Source link: https://doi.org/10.1007/s00455-021-10371-8


An Evaluation of Texture-Modified Diets Compliant with the International Dysphagia Diet Standardization Initiative in Aged-Care Facilities Using the Consolidated Framework for Implementation Research

Texture-modified diets are often used for older adults with swallowing difficulties in order to improve swallowing efficiency. This observational mixed-method research used the consolidated framework for implementation research to establish the barriers and enablers to IDDSI adoption in aged care facilities. Five New Zealand ACFs were recruited after they had adopted IDDSI >12 months ago. All facility and kitchen managers were IDDSI compliant and had access to online resources.

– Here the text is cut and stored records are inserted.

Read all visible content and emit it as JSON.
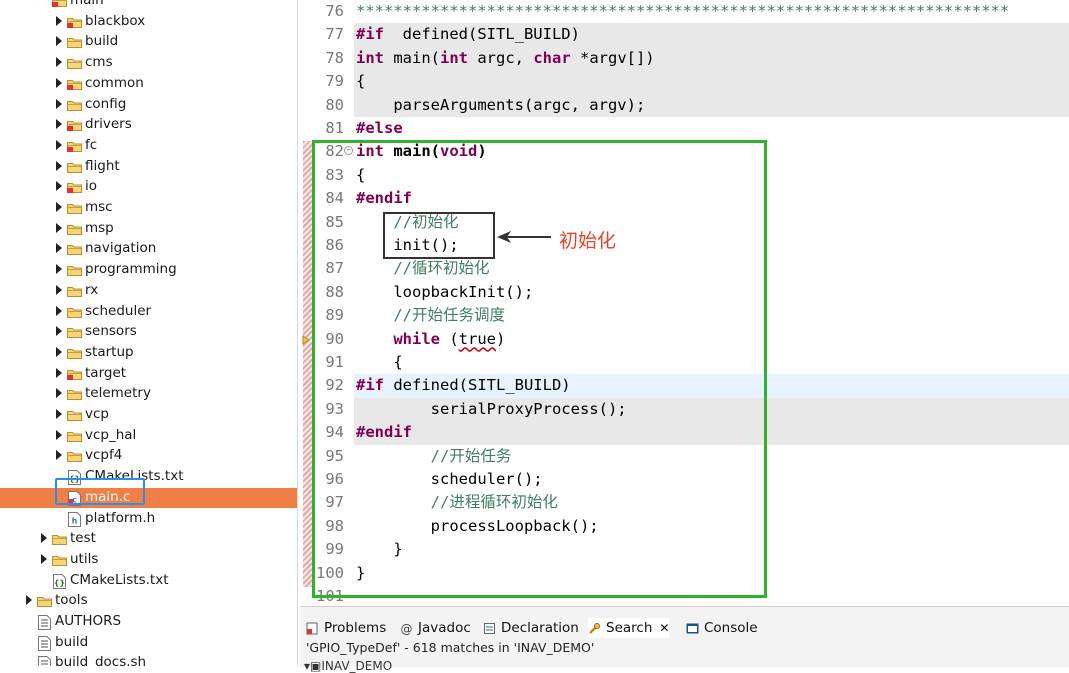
{
  "explorer": {
    "items": [
      {
        "label": "main",
        "type": "folder",
        "depth": 3,
        "arrow": false,
        "overlay": true
      },
      {
        "label": "blackbox",
        "type": "folder",
        "depth": 4,
        "arrow": true,
        "overlay": true
      },
      {
        "label": "build",
        "type": "folder",
        "depth": 4,
        "arrow": true,
        "overlay": false
      },
      {
        "label": "cms",
        "type": "folder",
        "depth": 4,
        "arrow": true,
        "overlay": false
      },
      {
        "label": "common",
        "type": "folder",
        "depth": 4,
        "arrow": true,
        "overlay": true
      },
      {
        "label": "config",
        "type": "folder",
        "depth": 4,
        "arrow": true,
        "overlay": false
      },
      {
        "label": "drivers",
        "type": "folder",
        "depth": 4,
        "arrow": true,
        "overlay": true
      },
      {
        "label": "fc",
        "type": "folder",
        "depth": 4,
        "arrow": true,
        "overlay": true
      },
      {
        "label": "flight",
        "type": "folder",
        "depth": 4,
        "arrow": true,
        "overlay": false
      },
      {
        "label": "io",
        "type": "folder",
        "depth": 4,
        "arrow": true,
        "overlay": true
      },
      {
        "label": "msc",
        "type": "folder",
        "depth": 4,
        "arrow": true,
        "overlay": false
      },
      {
        "label": "msp",
        "type": "folder",
        "depth": 4,
        "arrow": true,
        "overlay": false
      },
      {
        "label": "navigation",
        "type": "folder",
        "depth": 4,
        "arrow": true,
        "overlay": false
      },
      {
        "label": "programming",
        "type": "folder",
        "depth": 4,
        "arrow": true,
        "overlay": false
      },
      {
        "label": "rx",
        "type": "folder",
        "depth": 4,
        "arrow": true,
        "overlay": false
      },
      {
        "label": "scheduler",
        "type": "folder",
        "depth": 4,
        "arrow": true,
        "overlay": false
      },
      {
        "label": "sensors",
        "type": "folder",
        "depth": 4,
        "arrow": true,
        "overlay": false
      },
      {
        "label": "startup",
        "type": "folder",
        "depth": 4,
        "arrow": true,
        "overlay": false
      },
      {
        "label": "target",
        "type": "folder",
        "depth": 4,
        "arrow": true,
        "overlay": true
      },
      {
        "label": "telemetry",
        "type": "folder",
        "depth": 4,
        "arrow": true,
        "overlay": false
      },
      {
        "label": "vcp",
        "type": "folder",
        "depth": 4,
        "arrow": true,
        "overlay": false
      },
      {
        "label": "vcp_hal",
        "type": "folder",
        "depth": 4,
        "arrow": true,
        "overlay": false
      },
      {
        "label": "vcpf4",
        "type": "folder",
        "depth": 4,
        "arrow": true,
        "overlay": false
      },
      {
        "label": "CMakeLists.txt",
        "type": "cmake",
        "depth": 4,
        "arrow": false,
        "overlay": false
      },
      {
        "label": "main.c",
        "type": "cfile",
        "depth": 4,
        "arrow": false,
        "overlay": true,
        "selected": true
      },
      {
        "label": "platform.h",
        "type": "hfile",
        "depth": 4,
        "arrow": false,
        "overlay": false
      },
      {
        "label": "test",
        "type": "folder",
        "depth": 3,
        "arrow": true,
        "overlay": false
      },
      {
        "label": "utils",
        "type": "folder",
        "depth": 3,
        "arrow": true,
        "overlay": false
      },
      {
        "label": "CMakeLists.txt",
        "type": "cmake",
        "depth": 3,
        "arrow": false,
        "overlay": false
      },
      {
        "label": "tools",
        "type": "folder",
        "depth": 2,
        "arrow": true,
        "overlay": false
      },
      {
        "label": "AUTHORS",
        "type": "doc",
        "depth": 2,
        "arrow": false,
        "overlay": false
      },
      {
        "label": "build",
        "type": "doc",
        "depth": 2,
        "arrow": false,
        "overlay": false
      },
      {
        "label": "build_docs.sh",
        "type": "doc",
        "depth": 2,
        "arrow": false,
        "overlay": false
      }
    ]
  },
  "editor": {
    "lines": [
      {
        "n": "76",
        "hl": false,
        "segs": [
          [
            "cm",
            "**********************************************************************"
          ]
        ]
      },
      {
        "n": "77",
        "hl": true,
        "segs": [
          [
            "pre",
            "#if"
          ],
          [
            "",
            "  defined(SITL_BUILD)"
          ]
        ]
      },
      {
        "n": "78",
        "hl": true,
        "segs": [
          [
            "kw",
            "int"
          ],
          [
            "",
            " main("
          ],
          [
            "kw",
            "int"
          ],
          [
            "",
            " argc, "
          ],
          [
            "kw",
            "char"
          ],
          [
            "",
            " *argv[])"
          ]
        ]
      },
      {
        "n": "79",
        "hl": true,
        "segs": [
          [
            "",
            "{"
          ]
        ]
      },
      {
        "n": "80",
        "hl": true,
        "segs": [
          [
            "",
            "    parseArguments(argc, argv);"
          ]
        ]
      },
      {
        "n": "81",
        "hl": false,
        "segs": [
          [
            "pre",
            "#else"
          ]
        ]
      },
      {
        "n": "82",
        "hl": false,
        "fold": true,
        "segs": [
          [
            "kw",
            "int"
          ],
          [
            "",
            " "
          ],
          [
            "b",
            "main"
          ],
          [
            "",
            ""
          ],
          [
            "b",
            "("
          ],
          [
            "kw",
            "void"
          ],
          [
            "b",
            ")"
          ]
        ]
      },
      {
        "n": "83",
        "hl": false,
        "segs": [
          [
            "",
            "{"
          ]
        ]
      },
      {
        "n": "84",
        "hl": false,
        "segs": [
          [
            "pre",
            "#endif"
          ]
        ]
      },
      {
        "n": "85",
        "hl": false,
        "segs": [
          [
            "",
            "    "
          ],
          [
            "cm",
            "//初始化"
          ]
        ]
      },
      {
        "n": "86",
        "hl": false,
        "segs": [
          [
            "",
            "    init();"
          ]
        ]
      },
      {
        "n": "87",
        "hl": false,
        "segs": [
          [
            "",
            "    "
          ],
          [
            "cm",
            "//循环初始化"
          ]
        ]
      },
      {
        "n": "88",
        "hl": false,
        "segs": [
          [
            "",
            "    loopbackInit();"
          ]
        ]
      },
      {
        "n": "89",
        "hl": false,
        "segs": [
          [
            "",
            "    "
          ],
          [
            "cm",
            "//开始任务调度"
          ]
        ]
      },
      {
        "n": "90",
        "hl": false,
        "segs": [
          [
            "",
            "    "
          ],
          [
            "kw",
            "while"
          ],
          [
            "",
            " ("
          ],
          [
            "sq",
            "true"
          ],
          [
            "",
            ")"
          ]
        ]
      },
      {
        "n": "91",
        "hl": false,
        "segs": [
          [
            "",
            "    {"
          ]
        ]
      },
      {
        "n": "92",
        "hl": false,
        "cur": true,
        "segs": [
          [
            "pre",
            "#if"
          ],
          [
            "",
            " defined(SITL_BUILD)"
          ]
        ]
      },
      {
        "n": "93",
        "hl": true,
        "segs": [
          [
            "",
            "        serialProxyProcess();"
          ]
        ]
      },
      {
        "n": "94",
        "hl": true,
        "segs": [
          [
            "pre",
            "#endif"
          ]
        ]
      },
      {
        "n": "95",
        "hl": false,
        "segs": [
          [
            "",
            "        "
          ],
          [
            "cm",
            "//开始任务"
          ]
        ]
      },
      {
        "n": "96",
        "hl": false,
        "segs": [
          [
            "",
            "        scheduler();"
          ]
        ]
      },
      {
        "n": "97",
        "hl": false,
        "segs": [
          [
            "",
            "        "
          ],
          [
            "cm",
            "//进程循环初始化"
          ]
        ]
      },
      {
        "n": "98",
        "hl": false,
        "segs": [
          [
            "",
            "        processLoopback();"
          ]
        ]
      },
      {
        "n": "99",
        "hl": false,
        "segs": [
          [
            "",
            "    }"
          ]
        ]
      },
      {
        "n": "100",
        "hl": false,
        "segs": [
          [
            "",
            "}"
          ]
        ]
      },
      {
        "n": "101",
        "hl": false,
        "segs": []
      }
    ],
    "annotation": "初始化"
  },
  "panel": {
    "tabs": [
      {
        "label": "Problems",
        "icon": "problems-icon"
      },
      {
        "label": "Javadoc",
        "icon": "javadoc-icon"
      },
      {
        "label": "Declaration",
        "icon": "declaration-icon"
      },
      {
        "label": "Search",
        "icon": "search-icon",
        "active": true
      },
      {
        "label": "Console",
        "icon": "console-icon"
      }
    ],
    "status": "'GPIO_TypeDef' - 618 matches in 'INAV_DEMO'",
    "sub_item": "INAV_DEMO",
    "colors": {
      "selection": "#f07f45",
      "box_green": "#2fb32f",
      "box_blue": "#2d8cf0",
      "annotation_red": "#e8412c"
    }
  }
}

Source link: https://doi.org/10.1007/s00455-021-10393-2


Oral Feeding in Infants After Congenital Diaphragmatic Hernia Repair While on Non-invasive Positive Pressure Ventilation: The Impact of a Dysphagia Provider-Led Protocol

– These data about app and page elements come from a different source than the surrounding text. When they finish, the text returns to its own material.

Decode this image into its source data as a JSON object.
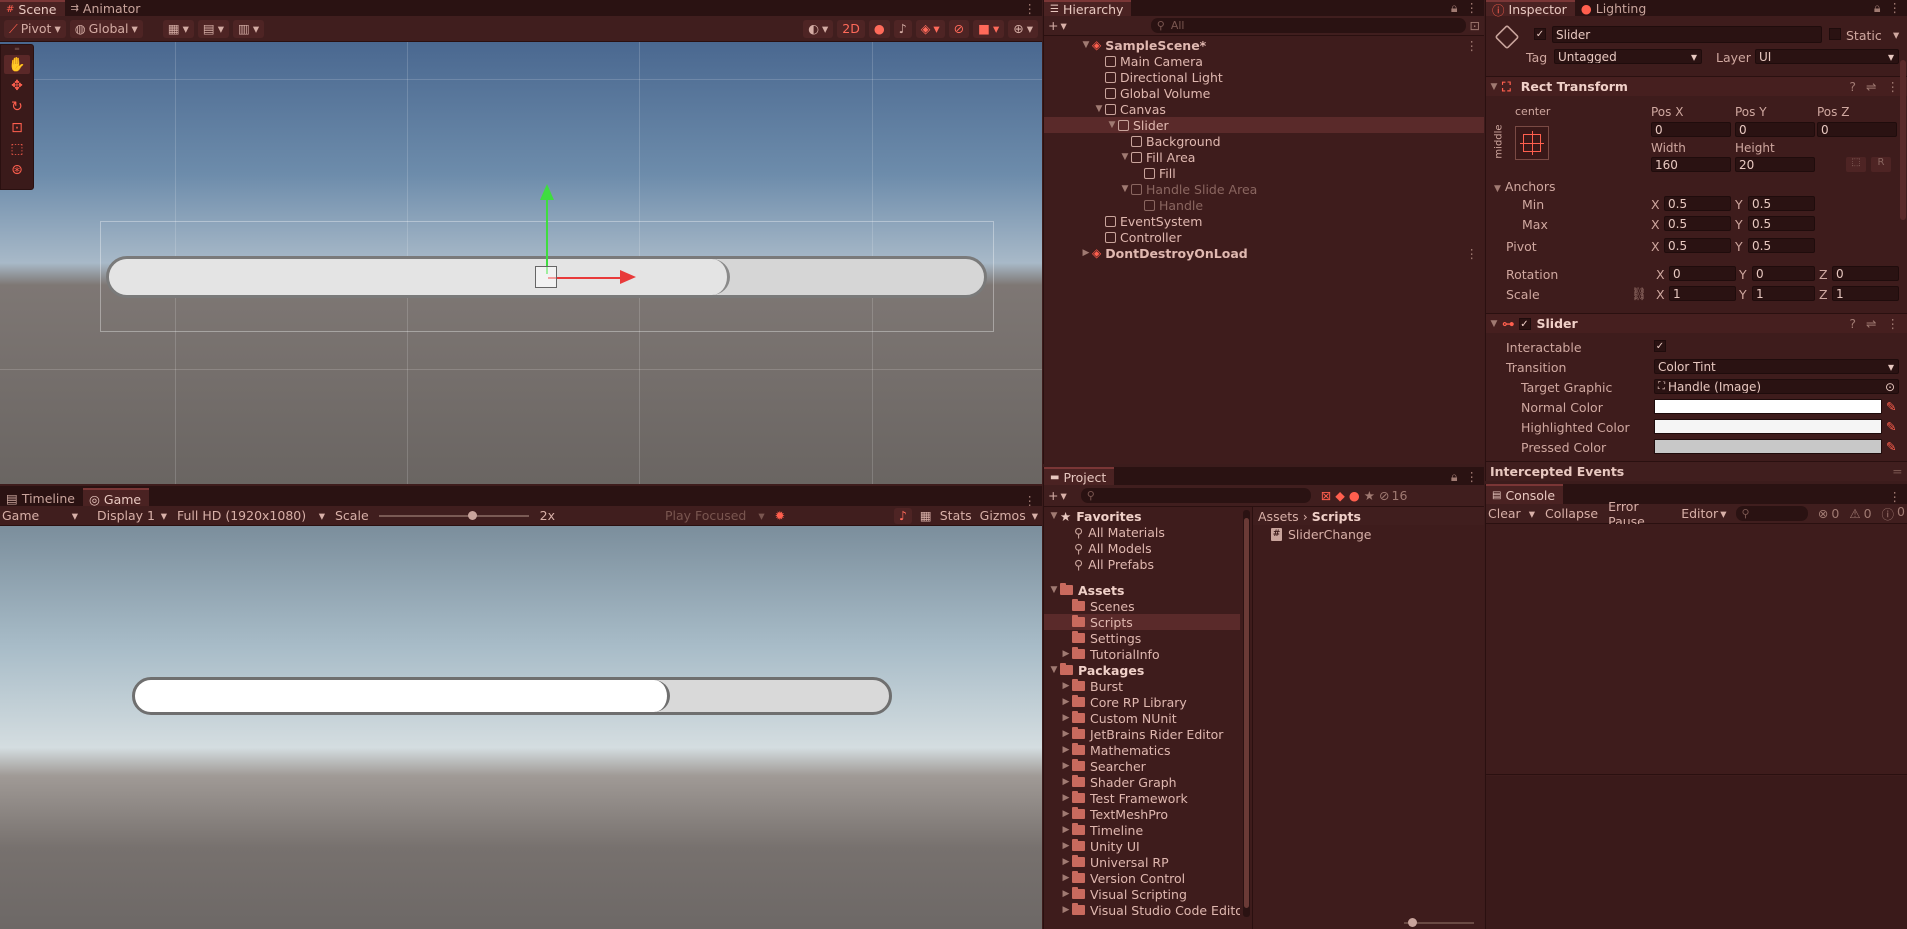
{
  "scene_panel": {
    "tabs": [
      "Scene",
      "Animator"
    ],
    "toolbar": {
      "pivot": "Pivot",
      "global": "Global",
      "mode_2d": "2D"
    }
  },
  "game_panel": {
    "tabs": [
      "Timeline",
      "Game"
    ],
    "toolbar": {
      "view": "Game",
      "display": "Display 1",
      "resolution": "Full HD (1920x1080)",
      "scale_label": "Scale",
      "scale_value": "2x",
      "play_focused": "Play Focused",
      "stats": "Stats",
      "gizmos": "Gizmos"
    },
    "slider_fill": 0.71
  },
  "scene_slider_fill": 0.71,
  "hierarchy": {
    "tab": "Hierarchy",
    "search_placeholder": "All",
    "items": [
      {
        "label": "SampleScene*",
        "depth": 0,
        "arrow": "▼",
        "kind": "scene"
      },
      {
        "label": "Main Camera",
        "depth": 1,
        "arrow": "",
        "kind": "go"
      },
      {
        "label": "Directional Light",
        "depth": 1,
        "arrow": "",
        "kind": "go"
      },
      {
        "label": "Global Volume",
        "depth": 1,
        "arrow": "",
        "kind": "go"
      },
      {
        "label": "Canvas",
        "depth": 1,
        "arrow": "▼",
        "kind": "go"
      },
      {
        "label": "Slider",
        "depth": 2,
        "arrow": "▼",
        "kind": "go",
        "selected": true
      },
      {
        "label": "Background",
        "depth": 3,
        "arrow": "",
        "kind": "go"
      },
      {
        "label": "Fill Area",
        "depth": 3,
        "arrow": "▼",
        "kind": "go"
      },
      {
        "label": "Fill",
        "depth": 4,
        "arrow": "",
        "kind": "go"
      },
      {
        "label": "Handle Slide Area",
        "depth": 3,
        "arrow": "▼",
        "kind": "go",
        "dim": true
      },
      {
        "label": "Handle",
        "depth": 4,
        "arrow": "",
        "kind": "go",
        "dim": true
      },
      {
        "label": "EventSystem",
        "depth": 1,
        "arrow": "",
        "kind": "go"
      },
      {
        "label": "Controller",
        "depth": 1,
        "arrow": "",
        "kind": "go"
      },
      {
        "label": "DontDestroyOnLoad",
        "depth": 0,
        "arrow": "▶",
        "kind": "scene"
      }
    ]
  },
  "inspector": {
    "tabs": [
      "Inspector",
      "Lighting"
    ],
    "object_name": "Slider",
    "static_label": "Static",
    "tag_label": "Tag",
    "tag_value": "Untagged",
    "layer_label": "Layer",
    "layer_value": "UI",
    "rect_transform": {
      "title": "Rect Transform",
      "anchor_preset_top": "center",
      "anchor_preset_side": "middle",
      "pos_x_label": "Pos X",
      "pos_y_label": "Pos Y",
      "pos_z_label": "Pos Z",
      "pos_x": "0",
      "pos_y": "0",
      "pos_z": "0",
      "width_label": "Width",
      "height_label": "Height",
      "width": "160",
      "height": "20",
      "r_button": "R",
      "anchors_label": "Anchors",
      "min_label": "Min",
      "max_label": "Max",
      "min_x": "0.5",
      "min_y": "0.5",
      "max_x": "0.5",
      "max_y": "0.5",
      "pivot_label": "Pivot",
      "pivot_x": "0.5",
      "pivot_y": "0.5",
      "rotation_label": "Rotation",
      "rot_x": "0",
      "rot_y": "0",
      "rot_z": "0",
      "scale_label": "Scale",
      "scale_x": "1",
      "scale_y": "1",
      "scale_z": "1",
      "axis_x": "X",
      "axis_y": "Y",
      "axis_z": "Z"
    },
    "slider": {
      "title": "Slider",
      "interactable_label": "Interactable",
      "transition_label": "Transition",
      "transition_value": "Color Tint",
      "target_graphic_label": "Target Graphic",
      "target_graphic_value": "Handle (Image)",
      "normal_color_label": "Normal Color",
      "highlighted_color_label": "Highlighted Color",
      "pressed_color_label": "Pressed Color",
      "normal_color": "#ffffff",
      "highlighted_color": "#f5f5f5",
      "pressed_color": "#c8c8c8"
    },
    "intercepted_events": "Intercepted Events"
  },
  "project": {
    "tab": "Project",
    "hidden_count": "16",
    "favorites_label": "Favorites",
    "favorites": [
      "All Materials",
      "All Models",
      "All Prefabs"
    ],
    "assets_label": "Assets",
    "asset_folders": [
      "Scenes",
      "Scripts",
      "Settings",
      "TutorialInfo"
    ],
    "selected_folder": "Scripts",
    "packages_label": "Packages",
    "packages": [
      "Burst",
      "Core RP Library",
      "Custom NUnit",
      "JetBrains Rider Editor",
      "Mathematics",
      "Searcher",
      "Shader Graph",
      "Test Framework",
      "TextMeshPro",
      "Timeline",
      "Unity UI",
      "Universal RP",
      "Version Control",
      "Visual Scripting",
      "Visual Studio Code Editor"
    ],
    "breadcrumb_root": "Assets",
    "breadcrumb_leaf": "Scripts",
    "files": [
      "SliderChange"
    ]
  },
  "console": {
    "tab": "Console",
    "clear": "Clear",
    "collapse": "Collapse",
    "error_pause": "Error Pause",
    "editor": "Editor",
    "error_count": "0",
    "warning_count": "0",
    "log_count": "0"
  },
  "colors": {
    "accent": "#ff5f4e",
    "panel_bg": "#3e1c1c",
    "selected_row": "#5a2a2a"
  }
}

paraphragmatic hernia infants with congenital diaphragmatic hernia that nec necessitate non-invasive positive pressure ventilation or high-flow nasal cannula are at risk of aspiration and delayed introduction of oral feeding. We developed a dysphagia provider-led program that needed early consultation with an occupational therapist or speech/language pathologist, as well as a updated barium swallow study to determine for non-invasive positive pressure ventilation readiness for oral feeding start/advancement on non-invasive positive pressure ventilation. Using Fischer's exact test and Mannu2013Whitney's questionnaire, we discuss the protocol's development and implementation, the intervention cohort's MBSS findings, and comparing the control and intervention cohorts. At the time of oral feeding initiation, the intervention cohort had no-invasive positive pressure ventilation or high flow nasal cannula. Infants in the control group began oral feeds shortly after extubation and attained full oral feeds earlier than the intervention group.

Source link: https://doi.org/10.1007/s00455-021-10391-4


Six-Year Follow-Up of Dysphagia in Patients with Parkinson’s Disease

The current study sought to explore longitudinal changes of dysphagia in Parkinson's disease, discover predictors of dysphagia, and elucidate the impact of dysphagia on other signs in Parkinson's disease patients. For comparative analysis of patients with/without dysphagia and longitudinal data analysis, we used t-tests or Wilcoxon procedures. We used Spearman's correlation analysis to investigate predictors of dysphagia progression, as well as the Wilcoxon test to compare neuropsychological insults between patients with/without dysphagia at baseline. Dyphagia was more likely to get aggravated in male patients than in female patients, according to Spearman's correlation results. Patients with dysphagia at baseline had a significant rise in anxiety scores, compared to patients without dysphagia at baseline. The findings showed that male sex and cognitive impairment predicted worsening dysphagia in Parkinson's disease patients and then suggested that dysphagia may have a negative effect on Parkinson's disease patients, as well as Parkinson's disease patients.

Source link: https://doi.org/10.1007/s00455-021-10387-0

* Please keep in mind that all text is summarized by machine, we do not bear any responsibility, and you should always check original source before taking any actions

* Please keep in mind that all text is summarized by machine, we do not bear any responsibility, and you should always check original source before taking any actions